Today’s Scripture directs our thoughts to another way of understanding royalty. The royalty of Christ as king. The kingship of Christ is a different model of royalty than what we see in European courts. If the sovereigns of this world seek distance to maintain their mystique and power, Christ’s sovereignty is based on intimacy.
Christ as king invites us into a life where distance is dispelled and we seek to encounter God. God calls us to the feast that He, Himself, prepared for us.
Christ as king invites us to see this life as the chance to serve and rule with Him not by putting up barriers, but by breaking them down.
To live the Christian life is to live a challenging life. A life that calls us to constant change and conversion. That change and conversion is a matter of the heart, but it is also a matter of how we live.
The life we have in Jesus Christ is an incredible gift for it challenges us to invest ourselves in this life.
If we condensed today’s Gospel parable to its shortest possible statement it would be, "No spectators, please."
It is so easy to live as spectators. We can watch the world swirl around us. We can observe the way things are going wrong in our world, in our country or in our community. We can sit around talking about these problems, giving our untested opinions.
Jesus, in today’s teaching, makes clear that if that is what we do, we are missing the mark, for in His kingdom there are no spectators.
God longs to have communion with us, His creation.
God longs to bring us into His feast.
Even our reading from the Book of Ezekiel in the Old Testament celebrates this longing of our Father in Heaven: “I will bring back the strayed; I will bind up the injured.”

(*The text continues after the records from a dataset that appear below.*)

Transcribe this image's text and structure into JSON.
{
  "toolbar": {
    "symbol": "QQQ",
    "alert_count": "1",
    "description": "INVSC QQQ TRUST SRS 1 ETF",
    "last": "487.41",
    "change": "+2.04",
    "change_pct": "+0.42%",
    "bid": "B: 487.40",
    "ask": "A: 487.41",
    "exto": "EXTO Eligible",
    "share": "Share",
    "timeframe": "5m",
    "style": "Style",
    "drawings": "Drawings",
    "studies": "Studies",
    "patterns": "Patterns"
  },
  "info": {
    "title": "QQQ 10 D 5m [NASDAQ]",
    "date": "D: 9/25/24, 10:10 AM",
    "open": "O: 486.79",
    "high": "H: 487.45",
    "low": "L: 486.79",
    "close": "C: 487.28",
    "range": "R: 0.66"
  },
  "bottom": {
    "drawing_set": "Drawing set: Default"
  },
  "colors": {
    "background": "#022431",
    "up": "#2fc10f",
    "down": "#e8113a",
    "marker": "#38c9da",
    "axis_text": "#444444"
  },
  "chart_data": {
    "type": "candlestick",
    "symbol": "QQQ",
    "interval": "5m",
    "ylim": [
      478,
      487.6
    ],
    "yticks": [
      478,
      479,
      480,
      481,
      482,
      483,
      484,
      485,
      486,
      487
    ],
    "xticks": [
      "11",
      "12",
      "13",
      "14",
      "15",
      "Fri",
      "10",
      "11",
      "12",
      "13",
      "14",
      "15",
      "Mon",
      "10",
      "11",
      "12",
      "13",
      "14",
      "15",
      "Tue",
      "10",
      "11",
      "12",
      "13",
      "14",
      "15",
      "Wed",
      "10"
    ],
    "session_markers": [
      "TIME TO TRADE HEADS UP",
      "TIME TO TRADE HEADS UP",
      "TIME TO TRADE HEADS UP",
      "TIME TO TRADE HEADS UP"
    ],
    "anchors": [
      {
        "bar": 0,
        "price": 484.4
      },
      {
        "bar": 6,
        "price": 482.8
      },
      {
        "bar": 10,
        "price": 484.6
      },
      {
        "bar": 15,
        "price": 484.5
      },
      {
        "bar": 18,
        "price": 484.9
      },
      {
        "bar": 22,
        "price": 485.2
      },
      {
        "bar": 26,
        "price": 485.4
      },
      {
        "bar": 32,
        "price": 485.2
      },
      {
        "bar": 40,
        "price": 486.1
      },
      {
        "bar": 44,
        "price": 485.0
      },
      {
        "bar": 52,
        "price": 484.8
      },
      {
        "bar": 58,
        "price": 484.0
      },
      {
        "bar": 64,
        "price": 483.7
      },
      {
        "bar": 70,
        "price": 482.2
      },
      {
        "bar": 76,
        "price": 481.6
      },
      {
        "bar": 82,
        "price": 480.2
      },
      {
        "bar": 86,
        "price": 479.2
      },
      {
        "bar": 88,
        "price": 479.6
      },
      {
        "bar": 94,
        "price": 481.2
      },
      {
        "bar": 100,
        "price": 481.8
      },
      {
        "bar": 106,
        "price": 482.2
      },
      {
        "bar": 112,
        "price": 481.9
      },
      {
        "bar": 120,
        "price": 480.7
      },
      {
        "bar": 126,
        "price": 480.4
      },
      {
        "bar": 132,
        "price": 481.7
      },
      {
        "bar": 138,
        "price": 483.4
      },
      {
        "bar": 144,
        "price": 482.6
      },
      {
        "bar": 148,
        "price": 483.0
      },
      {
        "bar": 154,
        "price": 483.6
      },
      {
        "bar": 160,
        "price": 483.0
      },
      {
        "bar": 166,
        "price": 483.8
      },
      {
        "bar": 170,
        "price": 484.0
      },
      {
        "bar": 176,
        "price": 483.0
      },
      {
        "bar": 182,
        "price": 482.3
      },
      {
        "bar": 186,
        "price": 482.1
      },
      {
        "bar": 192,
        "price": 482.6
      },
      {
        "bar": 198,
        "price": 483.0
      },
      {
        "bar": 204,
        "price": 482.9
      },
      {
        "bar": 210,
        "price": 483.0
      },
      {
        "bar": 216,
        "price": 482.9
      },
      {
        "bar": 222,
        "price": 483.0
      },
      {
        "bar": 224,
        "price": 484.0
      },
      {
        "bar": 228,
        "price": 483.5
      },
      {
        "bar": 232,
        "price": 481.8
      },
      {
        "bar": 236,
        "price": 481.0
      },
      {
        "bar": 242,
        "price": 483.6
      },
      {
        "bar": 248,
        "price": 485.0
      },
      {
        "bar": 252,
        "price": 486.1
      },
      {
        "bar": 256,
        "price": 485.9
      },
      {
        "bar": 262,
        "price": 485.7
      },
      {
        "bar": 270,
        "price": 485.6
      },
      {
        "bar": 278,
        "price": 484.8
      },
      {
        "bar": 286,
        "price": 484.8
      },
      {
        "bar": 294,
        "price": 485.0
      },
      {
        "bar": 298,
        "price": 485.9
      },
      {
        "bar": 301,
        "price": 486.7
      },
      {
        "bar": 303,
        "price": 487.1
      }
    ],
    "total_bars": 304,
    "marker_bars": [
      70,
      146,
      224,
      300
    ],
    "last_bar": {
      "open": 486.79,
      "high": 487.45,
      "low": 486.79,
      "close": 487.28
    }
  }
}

We come together with different experiences, both good and bad and with different sources of knowledge. We come together in one Christ – and in Him, we are all citizens of the same kingdom, with the same aspirations.
We are one body.
It means putting reticence behind us. And let us be clear: All of us can find reasons to remain on the fringe.
This week, in the Gospel’s cautionary tale, Jesus talks of those who hunger and thirst, the stranger, the naked and those who are in prison. To hunger and thirst, is not just about food and drink, we can hunger to be belong and we can thirst to tell our story. We can even with those closest at hand be a stranger for a long time.
This Christian life is a feast that never ends, offering each of us the chance to sit down together in the presence of our King. A feast of friendship and common sharing. A feast of encouragement and reconciliation. A feast of compassion and empathy. A feast of prayer and intimacy with God.
The promise of faith is the everlasting feast of life. We see violence in our own cities and massive acts of inhumanity around the world. We carry the COVID cross each in our own way. And, of course, winter is coming, which is not a source of rejoicing for everyone.
However, the feast offers promises of good things in the end. To paraphrase that good woman that took care of Prince Philip, “Save your faith, good things are coming.”
This reflection is based on the readings for the Feast of Christ the King: Ezekiel 34.11-12, 15-17; 1 Corinthians 15.20-26, 28; Matthew 25.31-46.